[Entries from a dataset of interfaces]
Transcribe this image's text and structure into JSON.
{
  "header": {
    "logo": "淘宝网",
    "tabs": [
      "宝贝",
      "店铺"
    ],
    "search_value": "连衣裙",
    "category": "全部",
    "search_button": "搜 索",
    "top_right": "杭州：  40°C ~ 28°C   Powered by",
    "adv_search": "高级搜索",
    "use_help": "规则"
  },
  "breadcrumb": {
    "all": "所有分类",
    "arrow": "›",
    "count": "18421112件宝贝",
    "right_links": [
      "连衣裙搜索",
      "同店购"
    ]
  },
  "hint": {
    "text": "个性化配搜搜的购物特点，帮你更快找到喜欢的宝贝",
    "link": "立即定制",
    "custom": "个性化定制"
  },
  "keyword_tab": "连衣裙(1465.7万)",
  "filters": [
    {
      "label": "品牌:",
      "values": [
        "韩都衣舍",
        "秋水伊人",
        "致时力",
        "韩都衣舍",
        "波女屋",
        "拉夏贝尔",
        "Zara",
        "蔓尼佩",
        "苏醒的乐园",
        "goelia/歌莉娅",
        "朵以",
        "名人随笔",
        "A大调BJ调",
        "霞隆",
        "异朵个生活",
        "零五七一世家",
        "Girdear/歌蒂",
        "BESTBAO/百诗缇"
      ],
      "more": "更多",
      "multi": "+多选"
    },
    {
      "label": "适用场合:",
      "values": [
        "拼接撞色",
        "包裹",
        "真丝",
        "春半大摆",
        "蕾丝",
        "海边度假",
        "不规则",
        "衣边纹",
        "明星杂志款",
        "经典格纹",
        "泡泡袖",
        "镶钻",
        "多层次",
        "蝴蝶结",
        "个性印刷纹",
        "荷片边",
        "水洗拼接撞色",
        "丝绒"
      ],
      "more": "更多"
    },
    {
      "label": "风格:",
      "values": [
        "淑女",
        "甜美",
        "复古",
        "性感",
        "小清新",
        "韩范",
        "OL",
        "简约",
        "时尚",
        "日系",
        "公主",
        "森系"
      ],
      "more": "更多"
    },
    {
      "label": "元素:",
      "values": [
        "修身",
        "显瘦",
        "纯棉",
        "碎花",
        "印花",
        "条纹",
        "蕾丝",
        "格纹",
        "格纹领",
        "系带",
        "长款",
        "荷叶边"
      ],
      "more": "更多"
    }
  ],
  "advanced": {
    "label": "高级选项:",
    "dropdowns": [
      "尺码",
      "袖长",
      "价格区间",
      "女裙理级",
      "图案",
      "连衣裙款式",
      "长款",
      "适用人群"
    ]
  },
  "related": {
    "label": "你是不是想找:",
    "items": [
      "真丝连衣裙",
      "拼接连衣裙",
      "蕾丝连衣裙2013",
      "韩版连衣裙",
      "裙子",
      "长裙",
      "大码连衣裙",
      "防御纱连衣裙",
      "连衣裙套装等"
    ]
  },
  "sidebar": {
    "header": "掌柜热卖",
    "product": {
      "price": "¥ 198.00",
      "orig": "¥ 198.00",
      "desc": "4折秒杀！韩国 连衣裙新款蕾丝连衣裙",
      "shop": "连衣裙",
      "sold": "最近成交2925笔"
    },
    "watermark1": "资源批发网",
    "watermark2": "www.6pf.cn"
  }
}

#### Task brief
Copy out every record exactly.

#### Answer area
Transcribe this image's text and structure into JSON.
{
  "header": {
    "logo": "淘宝网",
    "tabs": [
      "宝贝",
      "店铺"
    ],
    "search_value": "连衣裙",
    "category": "全部",
    "search_button": "搜 索",
    "top_right": "杭州：  40°C ~ 28°C   Powered by",
    "adv_search": "高级搜索",
    "use_help": "规则"
  },
  "breadcrumb": {
    "all": "所有分类",
    "arrow": "›",
    "count": "18421112件宝贝",
    "right_links": [
      "连衣裙搜索",
      "同店购"
    ]
  },
  "hint": {
    "text": "个性化配搜搜的购物特点，帮你更快找到喜欢的宝贝",
    "link": "立即定制",
    "custom": "个性化定制"
  },
  "keyword_tab": "连衣裙(1465.7万)",
  "filters": [
    {
      "label": "品牌:",
      "values": [
        "韩都衣舍",
        "秋水伊人",
        "致时力",
        "韩都衣舍",
        "波女屋",
        "拉夏贝尔",
        "Zara",
        "蔓尼佩",
        "苏醒的乐园",
        "goelia/歌莉娅",
        "朵以",
        "名人随笔",
        "A大调BJ调",
        "霞隆",
        "异朵个生活",
        "零五七一世家",
        "Girdear/歌蒂",
        "BESTBAO/百诗缇"
      ],
      "more": "更多",
      "multi": "+多选"
    },
    {
      "label": "适用场合:",
      "values": [
        "拼接撞色",
        "包裹",
        "真丝",
        "春半大摆",
        "蕾丝",
        "海边度假",
        "不规则",
        "衣边纹",
        "明星杂志款",
        "经典格纹",
        "泡泡袖",
        "镶钻",
        "多层次",
        "蝴蝶结",
        "个性印刷纹",
        "荷片边",
        "水洗拼接撞色",
        "丝绒"
      ],
      "more": "更多"
    },
    {
      "label": "风格:",
      "values": [
        "淑女",
        "甜美",
        "复古",
        "性感",
        "小清新",
        "韩范",
        "OL",
        "简约",
        "时尚",
        "日系",
        "公主",
        "森系"
      ],
      "more": "更多"
    },
    {
      "label": "元素:",
      "values": [
        "修身",
        "显瘦",
        "纯棉",
        "碎花",
        "印花",
        "条纹",
        "蕾丝",
        "格纹",
        "格纹领",
        "系带",
        "长款",
        "荷叶边"
      ],
      "more": "更多"
    }
  ],
  "advanced": {
    "label": "高级选项:",
    "dropdowns": [
      "尺码",
      "袖长",
      "价格区间",
      "女裙理级",
      "图案",
      "连衣裙款式",
      "长款",
      "适用人群"
    ]
  },
  "related": {
    "label": "你是不是想找:",
    "items": [
      "真丝连衣裙",
      "拼接连衣裙",
      "蕾丝连衣裙2013",
      "韩版连衣裙",
      "裙子",
      "长裙",
      "大码连衣裙",
      "防御纱连衣裙",
      "连衣裙套装等"
    ]
  },
  "sidebar": {
    "header": "掌柜热卖",
    "product": {
      "price": "¥ 198.00",
      "orig": "¥ 198.00",
      "desc": "4折秒杀！韩国 连衣裙新款蕾丝连衣裙",
      "shop": "连衣裙",
      "sold": "最近成交2925笔"
    },
    "watermark1": "资源批发网",
    "watermark2": "www.6pf.cn"
  }
}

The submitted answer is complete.